What is being asked: Check every line of the entries for "amount", and copy the lines that hold it.

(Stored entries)
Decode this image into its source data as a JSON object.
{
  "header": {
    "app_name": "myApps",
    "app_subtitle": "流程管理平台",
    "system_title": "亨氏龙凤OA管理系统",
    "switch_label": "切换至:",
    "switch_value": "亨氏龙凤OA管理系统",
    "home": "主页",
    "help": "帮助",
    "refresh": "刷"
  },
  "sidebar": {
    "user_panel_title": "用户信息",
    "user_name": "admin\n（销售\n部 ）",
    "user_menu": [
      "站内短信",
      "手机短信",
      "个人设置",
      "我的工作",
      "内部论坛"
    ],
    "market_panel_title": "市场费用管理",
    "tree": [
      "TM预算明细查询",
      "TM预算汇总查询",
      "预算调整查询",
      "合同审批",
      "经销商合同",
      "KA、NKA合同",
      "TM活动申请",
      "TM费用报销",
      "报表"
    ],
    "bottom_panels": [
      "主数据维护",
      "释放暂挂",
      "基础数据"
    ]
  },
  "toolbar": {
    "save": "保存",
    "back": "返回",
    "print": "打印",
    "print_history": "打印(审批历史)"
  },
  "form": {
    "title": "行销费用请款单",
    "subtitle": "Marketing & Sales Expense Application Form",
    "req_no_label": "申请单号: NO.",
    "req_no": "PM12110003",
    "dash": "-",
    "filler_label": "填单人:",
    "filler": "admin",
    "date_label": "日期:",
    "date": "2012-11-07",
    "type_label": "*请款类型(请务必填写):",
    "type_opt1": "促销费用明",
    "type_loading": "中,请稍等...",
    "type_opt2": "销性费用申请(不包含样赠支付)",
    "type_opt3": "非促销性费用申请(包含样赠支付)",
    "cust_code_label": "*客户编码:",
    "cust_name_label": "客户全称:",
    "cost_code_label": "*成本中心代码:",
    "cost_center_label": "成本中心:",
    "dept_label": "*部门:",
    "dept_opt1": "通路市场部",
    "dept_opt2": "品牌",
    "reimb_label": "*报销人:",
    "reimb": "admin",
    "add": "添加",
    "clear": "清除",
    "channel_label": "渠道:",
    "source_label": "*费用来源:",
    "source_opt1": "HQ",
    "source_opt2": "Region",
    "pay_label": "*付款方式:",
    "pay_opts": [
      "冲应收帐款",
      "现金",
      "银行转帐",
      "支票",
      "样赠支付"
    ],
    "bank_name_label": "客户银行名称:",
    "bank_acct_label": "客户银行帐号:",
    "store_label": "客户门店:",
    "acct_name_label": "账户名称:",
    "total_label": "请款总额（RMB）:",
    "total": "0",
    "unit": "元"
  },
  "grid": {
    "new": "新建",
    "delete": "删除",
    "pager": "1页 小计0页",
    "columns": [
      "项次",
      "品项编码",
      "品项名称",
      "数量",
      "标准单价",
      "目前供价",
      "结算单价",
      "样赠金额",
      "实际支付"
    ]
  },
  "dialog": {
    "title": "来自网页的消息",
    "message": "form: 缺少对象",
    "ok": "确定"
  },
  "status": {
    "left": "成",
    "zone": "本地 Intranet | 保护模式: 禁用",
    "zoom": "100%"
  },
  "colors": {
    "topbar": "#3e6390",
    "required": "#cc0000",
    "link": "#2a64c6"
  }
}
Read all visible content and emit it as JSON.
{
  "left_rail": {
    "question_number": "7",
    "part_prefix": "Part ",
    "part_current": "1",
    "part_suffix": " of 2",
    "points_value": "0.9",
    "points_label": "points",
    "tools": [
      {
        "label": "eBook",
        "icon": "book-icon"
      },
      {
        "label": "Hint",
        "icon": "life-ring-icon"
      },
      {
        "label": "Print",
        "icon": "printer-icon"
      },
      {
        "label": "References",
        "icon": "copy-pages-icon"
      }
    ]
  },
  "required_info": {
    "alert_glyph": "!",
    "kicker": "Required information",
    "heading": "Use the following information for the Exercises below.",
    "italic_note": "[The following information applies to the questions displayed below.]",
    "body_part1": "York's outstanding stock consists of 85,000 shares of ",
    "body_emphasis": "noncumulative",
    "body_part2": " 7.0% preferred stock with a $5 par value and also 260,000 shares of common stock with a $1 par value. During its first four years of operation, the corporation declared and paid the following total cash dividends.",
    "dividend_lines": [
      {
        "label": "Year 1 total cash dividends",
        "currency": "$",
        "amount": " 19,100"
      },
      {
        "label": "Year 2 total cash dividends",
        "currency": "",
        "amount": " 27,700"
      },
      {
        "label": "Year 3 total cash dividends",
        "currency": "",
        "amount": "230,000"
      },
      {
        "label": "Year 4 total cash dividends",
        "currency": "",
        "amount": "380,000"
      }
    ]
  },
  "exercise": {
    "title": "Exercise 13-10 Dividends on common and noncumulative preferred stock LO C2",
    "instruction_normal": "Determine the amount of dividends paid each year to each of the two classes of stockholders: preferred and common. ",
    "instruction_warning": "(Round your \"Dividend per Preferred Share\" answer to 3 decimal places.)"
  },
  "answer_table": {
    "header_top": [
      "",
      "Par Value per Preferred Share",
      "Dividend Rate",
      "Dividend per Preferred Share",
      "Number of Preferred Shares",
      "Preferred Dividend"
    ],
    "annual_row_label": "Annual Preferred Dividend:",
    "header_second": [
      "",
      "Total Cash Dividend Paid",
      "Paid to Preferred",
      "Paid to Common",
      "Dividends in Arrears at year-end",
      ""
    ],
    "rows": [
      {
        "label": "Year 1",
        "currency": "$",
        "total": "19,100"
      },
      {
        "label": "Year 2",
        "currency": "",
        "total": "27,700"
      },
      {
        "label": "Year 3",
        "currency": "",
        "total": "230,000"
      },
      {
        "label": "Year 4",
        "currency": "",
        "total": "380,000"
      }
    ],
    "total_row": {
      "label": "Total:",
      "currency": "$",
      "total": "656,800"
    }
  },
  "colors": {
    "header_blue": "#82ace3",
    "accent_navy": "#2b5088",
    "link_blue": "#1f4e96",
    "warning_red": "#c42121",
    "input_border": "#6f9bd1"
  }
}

Response below:
        "amount": " 19,100"
        "amount": " 27,700"
        "amount": "230,000"
        "amount": "380,000"
    "instruction_normal": "Determine the amount of dividends paid each year to each of the two classes of stockholders: preferred and common. ",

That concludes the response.